- Measuring tape
- Wet/dry vacuum
- Pencil (or chalk line)
- Tile cutter
- Tarp or plastic sheeting
- Wet saw (optional)
- Safety goggles
- Wax Ring
- (2) Buckets
We mentioned that the tile we used was from American Marazzi. The company is the largest maker of tile in the world. As the world's premier producer of glazed and unglazed ceramic tile, The Marazzi Group manufactures over half a billion square feet of tile a year. While most of the manufacturing is still concentrated in Italy, the company also has plants in Spain and in the United States. To find out more about American Marazzi, get a list of distributors in your area and decorating ideas for your home, check out their web page at www.am-marazzi.com. You might also stop by a tile store in your community and ask to see their samples of products from American Marazzi.

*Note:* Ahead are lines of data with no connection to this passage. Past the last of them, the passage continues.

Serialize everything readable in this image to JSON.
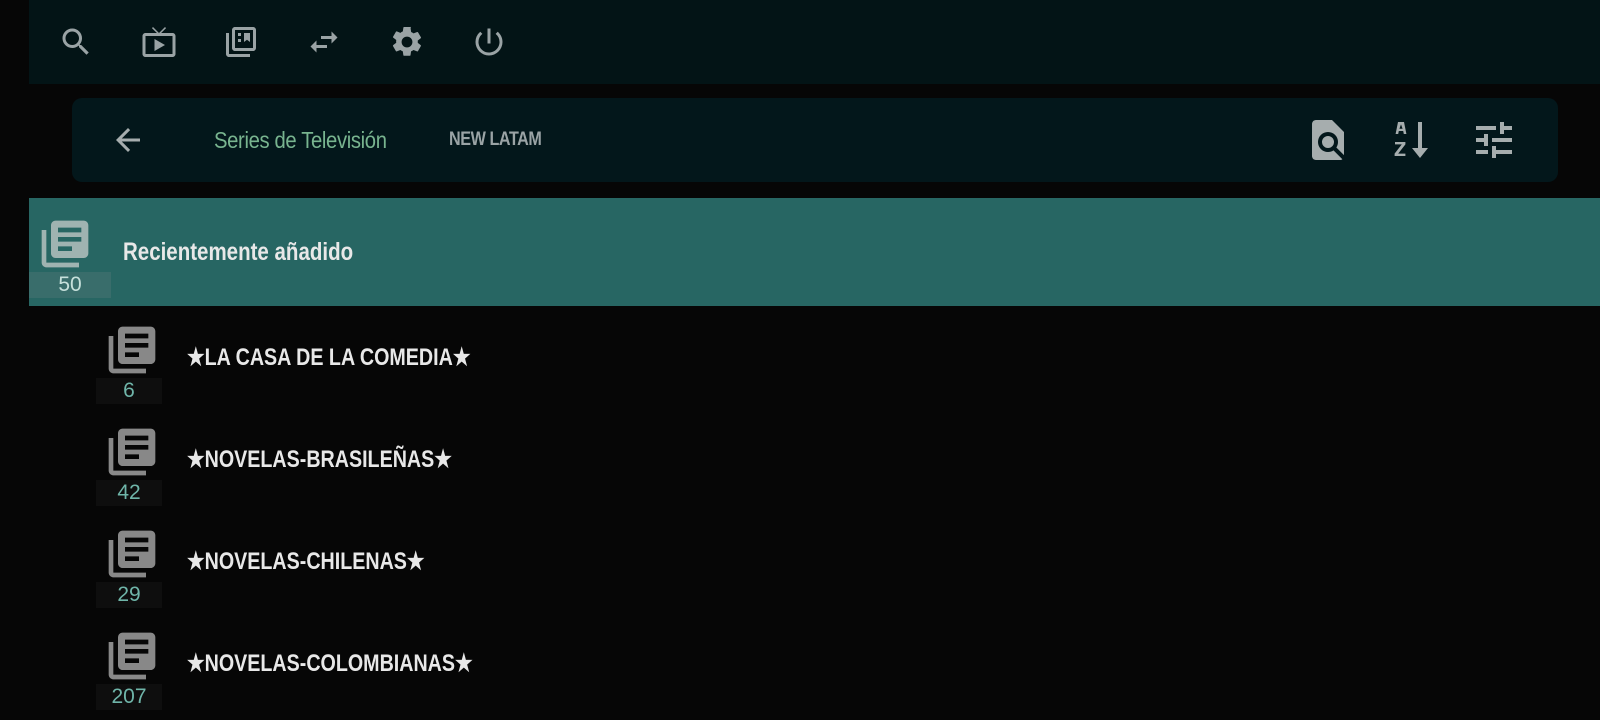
{
  "topbar": {
    "icons": [
      "search-icon",
      "tv-icon",
      "media-library-icon",
      "swap-icon",
      "settings-icon",
      "power-icon"
    ]
  },
  "navbar": {
    "tabs": [
      {
        "label": "Series de Televisión",
        "active": true
      },
      {
        "label": "NEW LATAM",
        "active": false
      }
    ],
    "tools": [
      "search-list-icon",
      "sort-az-icon",
      "tune-icon"
    ]
  },
  "colors": {
    "background": "#060606",
    "topbar": "#031416",
    "navbar": "#03171b",
    "selected_row": "#276663",
    "active_tab": "#78b48f",
    "count_text": "#6fb5a9"
  },
  "categories": [
    {
      "label": "Recientemente añadido",
      "count": "50",
      "selected": true
    },
    {
      "label": "★LA CASA DE LA COMEDIA★",
      "count": "6",
      "selected": false
    },
    {
      "label": "★NOVELAS-BRASILEÑAS★",
      "count": "42",
      "selected": false
    },
    {
      "label": "★NOVELAS-CHILENAS★",
      "count": "29",
      "selected": false
    },
    {
      "label": "★NOVELAS-COLOMBIANAS★",
      "count": "207",
      "selected": false
    }
  ]
}
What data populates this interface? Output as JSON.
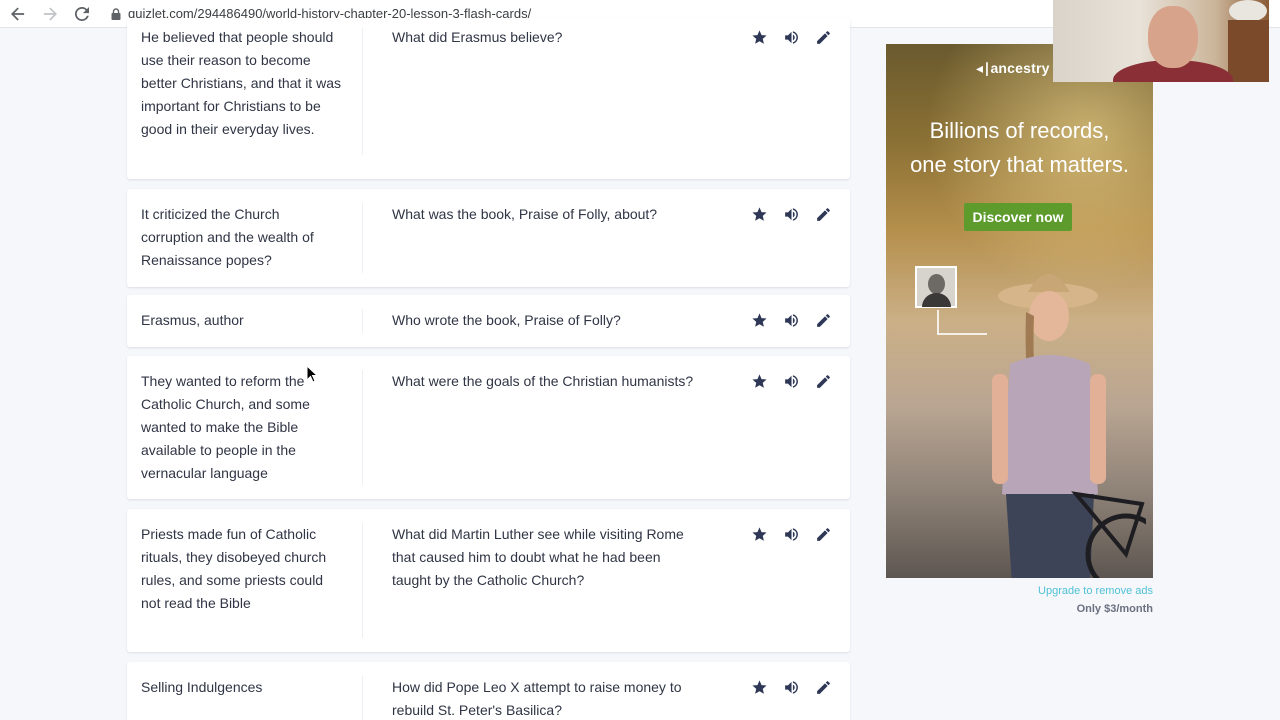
{
  "browser": {
    "url": "quizlet.com/294486490/world-history-chapter-20-lesson-3-flash-cards/"
  },
  "cards": [
    {
      "definition": "He believed that people should use their reason to become better Christians, and that it was important for Christians to be good in their everyday lives.",
      "term": "What did Erasmus believe?"
    },
    {
      "definition": "It criticized the Church corruption and the wealth of Renaissance popes?",
      "term": "What was the book, Praise of Folly, about?"
    },
    {
      "definition": "Erasmus, author",
      "term": "Who wrote the book, Praise of Folly?"
    },
    {
      "definition": "They wanted to reform the Catholic Church, and some wanted to make the Bible available to people in the vernacular language",
      "term": "What were the goals of the Christian humanists?"
    },
    {
      "definition": "Priests made fun of Catholic rituals, they disobeyed church rules, and some priests could not read the Bible",
      "term": "What did Martin Luther see while visiting Rome that caused him to doubt what he had been taught by the Catholic Church?"
    },
    {
      "definition": "Selling Indulgences",
      "term": "How did Pope Leo X attempt to raise money to rebuild St. Peter's Basilica?"
    }
  ],
  "card_actions": [
    "star-icon",
    "speaker-icon",
    "pencil-icon"
  ],
  "ad": {
    "logo": "ancestry",
    "headline_line1": "Billions of records,",
    "headline_line2": "one story that matters.",
    "cta": "Discover now",
    "upgrade_link": "Upgrade to remove ads",
    "price": "Only $3/month"
  },
  "colors": {
    "page_bg": "#f6f7fb",
    "icon": "#2e3856",
    "ad_cta": "#5e9b2d",
    "upgrade_link": "#4fc1d6"
  }
}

If you are considering doing this, or any other job that requires removing the toilet, it might be a good idea to have some sort of wet/dry vacuum on hand. This will prove very handy for removing the water from the toilet bowl, prior to actually lifting the commode off the floor.
Also, before you remove the toilet, make a plan for where youíre going to put it. Many people never think of this and end up putting the commode in the bathtub. This is not the best idea. The commode is heavy Ė your hands may be wet Ė and itís easy to drop it. If you drop it into the tub, youíll find yourself having to call someone to repair the tub. Itís best to plan on putting the toilet on the floor. Spread some towels, or some plastic sheeting, on the spot in advance. And make sure, in advance, that you have a new wax ring. Youíll need it to re-install the toilet when youíre done.
Youíll notice that in our project, we used a trowel with teeth that measure 3/16 of an inch. Ask your tile dealer about the proper size trowel for your job. The right size trowel will put just enough adhesive on the tile and the surface for the work to hold.
After youíve put the tile in place, avoid the temptation to finish the job right away. The mastic needs a good 24-48 hours to dry. If you go ahead and grout it immediately, the mastic wonít dry properly, because the air wonít be able to get to it. This may result in tiles that later become loose and fall out.
Once the mastic has had the chance to dry, itís time to mix the grout and go back to work. The mixing is also critical. Try to combine enough grout with water to make a mix that has the consistency of toothpaste. Remember, too much water and the grout may recede when it dries. Too little water, and youíll find it difficult to move the grout into the gaps.